The measure of the leader is based on God’s assessment of the heart and the hidden. This is concerning because we follow what we see on stage or online or in public. And if we follow leaders who aren’t followers of Christ, we follow them away from Christ…
21 So then, no more boasting about human leaders! All things are yours, 22 whether Paul or Apollos or Cephas or the world or life or death or the present or the future—all are yours, 23 and you are of Christ, and Christ is of God.
1 This, then, is how you ought to regard us: as servants of Christ and as those entrusted with the mysteries God has revealed. 2 Now it is required that those who have been given a trust must prove faithful. 3 I care very little if I am judged by you or by any human court; indeed, I do not even judge myself. 4 My conscience is clear, but that does not make me innocent. It is the Lord who judges me. 5 Therefore judge nothing before the appointed time; wait until the Lord comes. He will bring to light what is hidden in darkness and will expose the motives of the heart. At that time each will receive their praise from God.
When Paul writes to the Corinthian church, one of the things he deals with is the misguided allegiances to specific leaders in the growing church. In fact, he nails them with, “No more boasting about human leaders!” Don’t say you’re of this leader or that leader. You are of Christ and Christ is of God.

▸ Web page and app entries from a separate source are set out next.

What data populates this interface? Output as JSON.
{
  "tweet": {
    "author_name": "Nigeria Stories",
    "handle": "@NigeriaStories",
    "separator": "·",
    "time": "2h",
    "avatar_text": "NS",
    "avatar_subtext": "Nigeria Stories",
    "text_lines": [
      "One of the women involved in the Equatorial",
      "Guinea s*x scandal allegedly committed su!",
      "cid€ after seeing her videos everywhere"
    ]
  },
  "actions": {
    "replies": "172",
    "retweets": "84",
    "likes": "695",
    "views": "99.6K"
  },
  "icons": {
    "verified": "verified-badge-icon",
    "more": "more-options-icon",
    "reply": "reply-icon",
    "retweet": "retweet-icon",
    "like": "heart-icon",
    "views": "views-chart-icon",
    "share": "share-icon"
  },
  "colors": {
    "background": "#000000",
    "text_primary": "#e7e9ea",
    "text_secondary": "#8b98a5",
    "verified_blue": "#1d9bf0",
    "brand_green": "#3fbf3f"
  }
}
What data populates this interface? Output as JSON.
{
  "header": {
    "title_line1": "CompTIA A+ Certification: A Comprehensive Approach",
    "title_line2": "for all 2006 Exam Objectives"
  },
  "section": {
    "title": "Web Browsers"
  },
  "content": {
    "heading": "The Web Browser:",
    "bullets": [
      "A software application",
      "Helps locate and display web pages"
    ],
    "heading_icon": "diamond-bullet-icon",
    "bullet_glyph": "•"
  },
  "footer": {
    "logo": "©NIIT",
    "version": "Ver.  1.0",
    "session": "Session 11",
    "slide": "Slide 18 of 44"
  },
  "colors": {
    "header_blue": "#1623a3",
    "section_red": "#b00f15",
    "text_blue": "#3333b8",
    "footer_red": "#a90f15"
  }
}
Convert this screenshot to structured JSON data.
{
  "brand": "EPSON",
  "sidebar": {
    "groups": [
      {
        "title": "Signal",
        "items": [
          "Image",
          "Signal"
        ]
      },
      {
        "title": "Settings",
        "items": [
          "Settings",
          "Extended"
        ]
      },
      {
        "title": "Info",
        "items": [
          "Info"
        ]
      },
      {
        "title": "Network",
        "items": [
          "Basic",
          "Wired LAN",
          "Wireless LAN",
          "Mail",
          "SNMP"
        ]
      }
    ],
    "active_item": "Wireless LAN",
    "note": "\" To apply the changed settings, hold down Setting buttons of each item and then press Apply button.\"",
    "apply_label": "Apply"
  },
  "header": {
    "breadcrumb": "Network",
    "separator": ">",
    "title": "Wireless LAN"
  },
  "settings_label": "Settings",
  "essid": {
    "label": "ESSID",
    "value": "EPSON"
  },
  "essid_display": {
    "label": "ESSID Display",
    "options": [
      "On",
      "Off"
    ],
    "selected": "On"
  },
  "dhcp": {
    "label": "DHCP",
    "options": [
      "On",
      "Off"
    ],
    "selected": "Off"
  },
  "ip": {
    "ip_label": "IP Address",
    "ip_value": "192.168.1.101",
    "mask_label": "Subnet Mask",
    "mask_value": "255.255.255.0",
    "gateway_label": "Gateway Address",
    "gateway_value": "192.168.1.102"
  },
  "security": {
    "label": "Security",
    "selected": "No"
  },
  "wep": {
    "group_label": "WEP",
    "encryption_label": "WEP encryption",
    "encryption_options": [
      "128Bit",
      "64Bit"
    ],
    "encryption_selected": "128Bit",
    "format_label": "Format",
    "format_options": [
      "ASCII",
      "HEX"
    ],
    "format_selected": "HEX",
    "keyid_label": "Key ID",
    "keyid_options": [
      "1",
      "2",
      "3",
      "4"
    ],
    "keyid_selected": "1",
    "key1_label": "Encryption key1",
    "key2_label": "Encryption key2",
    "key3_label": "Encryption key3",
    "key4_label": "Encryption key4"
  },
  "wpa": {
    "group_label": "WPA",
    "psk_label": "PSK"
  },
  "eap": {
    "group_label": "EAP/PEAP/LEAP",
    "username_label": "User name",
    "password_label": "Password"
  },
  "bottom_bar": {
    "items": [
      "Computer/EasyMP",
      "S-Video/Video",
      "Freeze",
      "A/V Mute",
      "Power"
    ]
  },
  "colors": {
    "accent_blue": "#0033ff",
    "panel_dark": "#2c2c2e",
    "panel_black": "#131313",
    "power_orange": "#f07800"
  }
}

This is difficult for us to keep straight. Part of human nature and modern society is to revere leaders, icons, and the famous. We get sucked in. We want to be like them. We follow them. If they aren’t followers of Christ, we then follow them away from Christ.
That’s what a Christ-following leader needs to do: help followers move toward Christ. You a leader? Keep that in mind. And watch out. People will try to turn you into Paul or Apollos or Cephas. Don’t believe your own press. Ignore that hype. Rather, point people on to Christ.
As Paul digs into this, he boils the identity of Apostles (the ‘sent ones’ of God who build the church) down to being servants of Christ. Apostles are servants of Christ and those entrusted with the mysteries God has revealed. Then Paul shines the light back into the lives of those leader-stewards.
“Those who have been given a trust must prove faithful.” The judge of this faithfulness is not the follower of the leader or even any human court or opinion. No, rather, the judge is the Lord himself. Paul’s conscience, he says, is clear, yet he recognizes that his conscience doesn’t matter. That’s concerning.
We typically think if our consciences are clear, we are good to go. If we can sleep at night and look ourselves in the mirror we are innocent. Or maybe not guilty. Somewhere in between? Apparently, our consciences can’t be trusted. Or at least they are not the final authority.
The Lord is our authority who will bright to light what is hidden in darkness and expose our motives. So, leader, what are your motives? What do you have hidden in the dark? The measure of the leader is based on God’s assessment of the heart and the hidden.
Which brings me back to the allegiance shown to leaders. We follow people based on our human perceptions of their leadership in the foreground without clear visibility into the background. The heart and the hidden are in God’s sight. So be careful. Follow Christ, and follow those who point to Christ.